Attorneys, unlike economists, often deal with issues involving equity, fairness, and justice. So it is surprising that two academic lawyers, Ferrell and Rumley, are seemingly blind to equity and fairness issues in a recent article titled The Role of Economic and Legal Analysis in the GIPSA Debate published by the American Agricultural Economics Association. (see http://www.aaea.org/publications/policy-issues/)
After carefully laying out the proposed GIPSA Rules, Ferrell and Rumley implicitly wear economists’ blinders. They state, “While some believe that the need for the rules is self-evident and requires no further study, other believe that the proposed rules ignore what current scholarship suggests for improving the livestock industry … Notably absent from the proposed rules’ economic analysis section are any significant discussions of a number of GIPSA-funded studies on concentration in the livestock and poultry industries … The omission of these studies (from proposed Rules) surprised many scholars, as they were regarded as the most comprehensive studies on the topic of market concentration and the impacts of alternative marketing arrangements (AMA). … Sound, objective research on the effects of industry structure changes in the livestock and poultry sector is already available.”

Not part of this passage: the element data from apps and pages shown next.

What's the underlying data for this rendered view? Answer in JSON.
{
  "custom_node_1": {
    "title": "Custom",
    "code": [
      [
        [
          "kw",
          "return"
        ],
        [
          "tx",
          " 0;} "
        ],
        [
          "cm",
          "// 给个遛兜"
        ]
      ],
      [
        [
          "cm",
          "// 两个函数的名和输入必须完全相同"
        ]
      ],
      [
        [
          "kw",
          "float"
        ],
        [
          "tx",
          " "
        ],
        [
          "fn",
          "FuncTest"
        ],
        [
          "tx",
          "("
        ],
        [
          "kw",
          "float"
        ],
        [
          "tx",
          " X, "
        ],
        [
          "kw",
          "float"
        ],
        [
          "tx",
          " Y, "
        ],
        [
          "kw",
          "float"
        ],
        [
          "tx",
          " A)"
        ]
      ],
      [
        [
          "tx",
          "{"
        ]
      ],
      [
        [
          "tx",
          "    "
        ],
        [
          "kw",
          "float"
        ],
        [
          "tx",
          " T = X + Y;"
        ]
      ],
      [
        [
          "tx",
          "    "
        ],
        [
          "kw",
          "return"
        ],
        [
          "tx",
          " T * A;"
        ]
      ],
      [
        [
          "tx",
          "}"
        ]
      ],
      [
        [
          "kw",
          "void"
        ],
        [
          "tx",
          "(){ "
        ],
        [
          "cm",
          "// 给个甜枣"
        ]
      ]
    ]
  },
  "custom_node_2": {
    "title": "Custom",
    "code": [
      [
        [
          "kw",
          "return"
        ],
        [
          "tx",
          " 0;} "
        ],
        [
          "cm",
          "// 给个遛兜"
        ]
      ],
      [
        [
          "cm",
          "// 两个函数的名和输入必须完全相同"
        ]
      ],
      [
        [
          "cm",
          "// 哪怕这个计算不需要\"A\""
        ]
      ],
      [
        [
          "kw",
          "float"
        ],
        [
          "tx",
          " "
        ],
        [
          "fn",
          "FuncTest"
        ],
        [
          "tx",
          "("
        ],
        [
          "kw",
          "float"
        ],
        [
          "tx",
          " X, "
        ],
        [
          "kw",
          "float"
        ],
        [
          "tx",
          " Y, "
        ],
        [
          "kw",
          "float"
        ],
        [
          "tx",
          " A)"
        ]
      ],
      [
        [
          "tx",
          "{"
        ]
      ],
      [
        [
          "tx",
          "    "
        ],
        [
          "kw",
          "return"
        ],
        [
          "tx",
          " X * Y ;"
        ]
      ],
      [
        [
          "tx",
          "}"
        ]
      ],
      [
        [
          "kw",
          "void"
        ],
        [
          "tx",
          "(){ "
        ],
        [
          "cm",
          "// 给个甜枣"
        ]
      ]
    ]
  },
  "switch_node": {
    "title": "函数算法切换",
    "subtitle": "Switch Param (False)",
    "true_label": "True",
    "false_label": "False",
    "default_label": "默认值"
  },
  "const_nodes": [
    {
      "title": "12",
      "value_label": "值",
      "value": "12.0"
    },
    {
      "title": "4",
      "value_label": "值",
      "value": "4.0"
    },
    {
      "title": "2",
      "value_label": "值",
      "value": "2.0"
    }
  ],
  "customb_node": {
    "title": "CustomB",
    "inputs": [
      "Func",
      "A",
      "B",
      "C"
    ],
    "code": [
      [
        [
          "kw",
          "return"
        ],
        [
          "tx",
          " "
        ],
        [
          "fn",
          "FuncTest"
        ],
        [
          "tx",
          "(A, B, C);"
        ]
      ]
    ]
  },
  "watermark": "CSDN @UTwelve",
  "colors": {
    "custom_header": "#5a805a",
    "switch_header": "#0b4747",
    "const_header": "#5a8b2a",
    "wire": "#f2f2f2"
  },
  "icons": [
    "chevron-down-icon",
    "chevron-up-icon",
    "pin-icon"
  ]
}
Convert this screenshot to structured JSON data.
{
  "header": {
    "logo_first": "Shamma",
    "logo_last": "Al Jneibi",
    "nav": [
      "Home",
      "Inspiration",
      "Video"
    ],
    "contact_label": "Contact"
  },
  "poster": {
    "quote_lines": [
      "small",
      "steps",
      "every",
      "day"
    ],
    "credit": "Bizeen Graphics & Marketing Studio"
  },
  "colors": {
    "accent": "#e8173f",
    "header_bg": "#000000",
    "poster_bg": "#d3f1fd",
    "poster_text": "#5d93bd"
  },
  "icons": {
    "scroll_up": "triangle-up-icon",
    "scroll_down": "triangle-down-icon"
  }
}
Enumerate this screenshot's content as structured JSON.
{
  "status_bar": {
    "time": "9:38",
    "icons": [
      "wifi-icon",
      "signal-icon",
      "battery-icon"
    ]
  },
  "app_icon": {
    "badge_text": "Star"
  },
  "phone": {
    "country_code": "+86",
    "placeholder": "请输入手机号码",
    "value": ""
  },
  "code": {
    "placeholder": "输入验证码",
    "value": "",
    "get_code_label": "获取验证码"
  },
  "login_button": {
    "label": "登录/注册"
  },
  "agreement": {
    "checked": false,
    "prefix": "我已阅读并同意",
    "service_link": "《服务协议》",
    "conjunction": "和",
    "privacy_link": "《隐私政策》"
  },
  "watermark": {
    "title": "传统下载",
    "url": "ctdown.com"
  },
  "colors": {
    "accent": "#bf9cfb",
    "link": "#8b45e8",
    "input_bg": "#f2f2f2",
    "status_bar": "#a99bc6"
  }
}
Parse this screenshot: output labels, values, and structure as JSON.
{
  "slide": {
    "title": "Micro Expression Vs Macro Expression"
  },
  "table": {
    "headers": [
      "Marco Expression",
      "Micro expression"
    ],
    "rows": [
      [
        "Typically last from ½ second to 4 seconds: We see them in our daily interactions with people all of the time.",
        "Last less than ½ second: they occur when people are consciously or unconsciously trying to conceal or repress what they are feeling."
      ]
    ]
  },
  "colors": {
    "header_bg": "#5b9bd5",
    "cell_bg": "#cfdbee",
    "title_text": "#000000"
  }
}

The so-called objective studies Ferrell and Rumley refer to focus on efficiency. Yet the word “efficiency” is not to be found in the PSA. Not once.
Prevalent words in the PSA are unfair, unjustly discriminatory, undue or unreasonable preference, deceptive practice, and manipulating prices.
Yet the numerous studies addressed only efficiency. Equity and fairness were not considered. The price a poultry grower—a serf with a mortgage–pays for being at the mercy of an integrator was not mentioned. Loss of economic freedom was not mentioned. Preferential treatment was considered in the government studies, but quickly dismissed by the blinded economists.
Ferrell and Rumley go on to state that, “Producer-proponents of the rule hold that it will bring balance, transparency, and fairness to the livestock and poultry markets …”
True. Key words are “balance”, “transparency,” and “fairness.” What they refer to as “sound, objective research” did not consider these aspects of the debate. Ferrell and Rumley fail, however, to note a recent study of the subject published in mid-2010 and coauthored by us. We made an effort deemed worthy of publication after peer review in a leading ag law journal. We focused on the actual words of the Packers & Stockyards Act, not some absent ephemeral and non-statutory “efficiency”. See, Domina & Taylor, “The Debilitating Effects of Concentration Markets Affecting Agriculture,” 15 DRAKE J. AGRICULTURAL L. 61-108 2010.
While we hesitate to commend our own work, surely there is something to be said for both lawyers and economists to stick to the language of a governing statute when commenting or Rules or Regulations to be issued under the statute’s authority! We think this is good policy. We invite others who write in this area to give the same a try!
Economic efficiency is important, but it is not the only consideration, and may not be the main consideration in debate over the structure of livestock and poultry markets. The key issues are fairness, preferential treatment of the “chosen ones,” economic freedom and economic liberty. Economists, take your blinders off! CRT|DAD